Water is always an issue in the eastern part of the state. So is the form of the next federal farm bill and the fate of price support and crop insurance programs. And there is always the concern that higher prices are just a point in a cycle, not a permanent condition.

“The worldwide shortage of wheat in the 2008/2009 crop year initially spiked prices,” says Scott Yates, communications director for the Washington Grain Commission. Russia’s ban on exports in the 2010/2011 marketing year did so again.

“But those ‘shocks’ are past and we are now in a situation where there is an abundance of wheat on the world market and prices are falling,” Yates says. “Things are not as bad as they could be because corn supply is precarious and corn helps hold wheat prices up, since when corn gets too high, wheat is used to feed livestock.”

O’Rourke says fears of food shortages, driven by crop failures and severe weather in various parts of the world, have subsided for the moment. For commodities like wheat, prices are “now down to a more normal demand-supply situation.”

Yates says farmers have been through enough high-price cycles before to be “a little more conservative this time.” He adds: “Although equipment sales are up and you see ‘new paint’ in the field, I think a lot of folks banked what money they made recently to ride out any potential downturn.”

That conservative mode of operation, and the resulting healthy shape of agriculture, are among the reasons the industry emerges from the recession without a pressing need for massive change and without having radical restructuring thrust upon it. That’s good, because farming is not an industry you can change dramatically, and farmers aren’t prone to radical change anyway.

But it doesn’t mean no change for farming. Some will be driven by external factors and issues. The balance will be prompted by opportunities Washington farmers believe they see to sustain their recent successes.

“Some segments will get more integrated and larger,” DiPofi says. “They’re very capital intensive. Equipment is expensive. Land is expensive.” Apple operations are “vertically integrating” so that individual companies will handle their own production, storage, processing and marketing. Consolidation and integration, O’Rourke notes, is what allowed Washington growers and processors to adjust to the flood of Chinese apples.

“We’ll see the large getting larger,” DiPofi says, “but that’s been a longstanding trend for decades.”

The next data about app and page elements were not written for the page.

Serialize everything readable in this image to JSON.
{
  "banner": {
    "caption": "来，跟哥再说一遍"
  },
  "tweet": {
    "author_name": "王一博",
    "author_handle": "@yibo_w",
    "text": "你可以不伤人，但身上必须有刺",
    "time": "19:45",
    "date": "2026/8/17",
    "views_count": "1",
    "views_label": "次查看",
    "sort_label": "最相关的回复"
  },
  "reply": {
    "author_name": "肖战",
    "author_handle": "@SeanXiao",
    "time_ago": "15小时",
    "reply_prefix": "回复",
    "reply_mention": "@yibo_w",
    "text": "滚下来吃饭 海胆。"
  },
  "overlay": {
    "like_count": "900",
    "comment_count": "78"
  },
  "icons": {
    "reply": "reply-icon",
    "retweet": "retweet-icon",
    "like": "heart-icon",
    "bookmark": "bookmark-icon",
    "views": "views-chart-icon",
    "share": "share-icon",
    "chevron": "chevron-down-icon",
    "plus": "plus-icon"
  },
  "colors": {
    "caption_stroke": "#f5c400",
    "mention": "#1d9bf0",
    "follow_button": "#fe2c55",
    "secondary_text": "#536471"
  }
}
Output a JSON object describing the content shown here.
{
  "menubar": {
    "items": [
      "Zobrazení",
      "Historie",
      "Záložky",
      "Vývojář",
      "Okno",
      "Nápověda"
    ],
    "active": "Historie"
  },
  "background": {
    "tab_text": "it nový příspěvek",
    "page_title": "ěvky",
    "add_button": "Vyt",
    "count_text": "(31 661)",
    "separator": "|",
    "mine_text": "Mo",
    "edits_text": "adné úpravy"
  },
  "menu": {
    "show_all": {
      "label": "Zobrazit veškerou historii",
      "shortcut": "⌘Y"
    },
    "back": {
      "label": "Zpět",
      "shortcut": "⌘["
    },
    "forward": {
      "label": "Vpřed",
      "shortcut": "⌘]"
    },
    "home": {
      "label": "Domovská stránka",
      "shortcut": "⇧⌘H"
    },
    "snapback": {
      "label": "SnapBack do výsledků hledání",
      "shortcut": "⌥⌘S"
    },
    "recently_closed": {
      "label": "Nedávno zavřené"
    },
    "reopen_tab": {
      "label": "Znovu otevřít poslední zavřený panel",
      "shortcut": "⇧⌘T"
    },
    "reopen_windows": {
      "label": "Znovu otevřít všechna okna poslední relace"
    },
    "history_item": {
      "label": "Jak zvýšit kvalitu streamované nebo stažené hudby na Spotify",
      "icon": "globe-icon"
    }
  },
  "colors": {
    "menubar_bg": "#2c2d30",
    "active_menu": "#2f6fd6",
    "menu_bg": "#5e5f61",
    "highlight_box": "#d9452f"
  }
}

The key to Washington ag’s future will be how well the industry handles two seemingly divergent trends and markets: going abroad and staying home. With even more emphasis being placed at the national and state level to boost American exports, Washington farmers will be pushed to increase the amount they send abroad and the markets they export to. With Asian markets growing faster than the U.S. markets, the state’s agriculture sector is “hitching our wagon to their economies,” Newhouse says.

At the same time, the interest in locally sourced food, whether it’s purchased at a farmers’ market, in a restaurant or at a grocery store, is creating new opportunities. “There is a market for it,” DiPofi says. “There is a growing segment of the population that is tuned in to sourcing.”

Newhouse says farmers’ markets may represent only 5 percent of the state’s total ag sales, but they provide a much bigger service for the industry. “They are the face of agriculture in our state,” he says. “They’re the ones interacting with the consumer. The larger farmer doesn’t get that opportunity.” Farms producing for direct sales at local markets “may be small in production numbers but their importance is huge in terms of telling the story.”

The story, as he sees it, will be making sure Washington farmers can continue to produce successfully. Newhouse believes there’s an audience for the message. Whether it’s someone buying a basket of Rainier cherries at a farmers’ market in Seattle or an Asian importer buying Washington produce by the container load, Newhouse takes comfort in knowing this: “They like to have their Washington-grown products.”

IN 2007, THE ‘AVERAGE’ WASHINGTON FARMER …
… was a 57-year-old family-farm operator with a farm spanning 381 acres worth $759,146.

… had farm machinery and motor vehicles worth $83,468.

… sold crops valued at $121,115.

… sold livestock, poultry and products valued at $51,878.

*Source: U.S. Department of Agriculture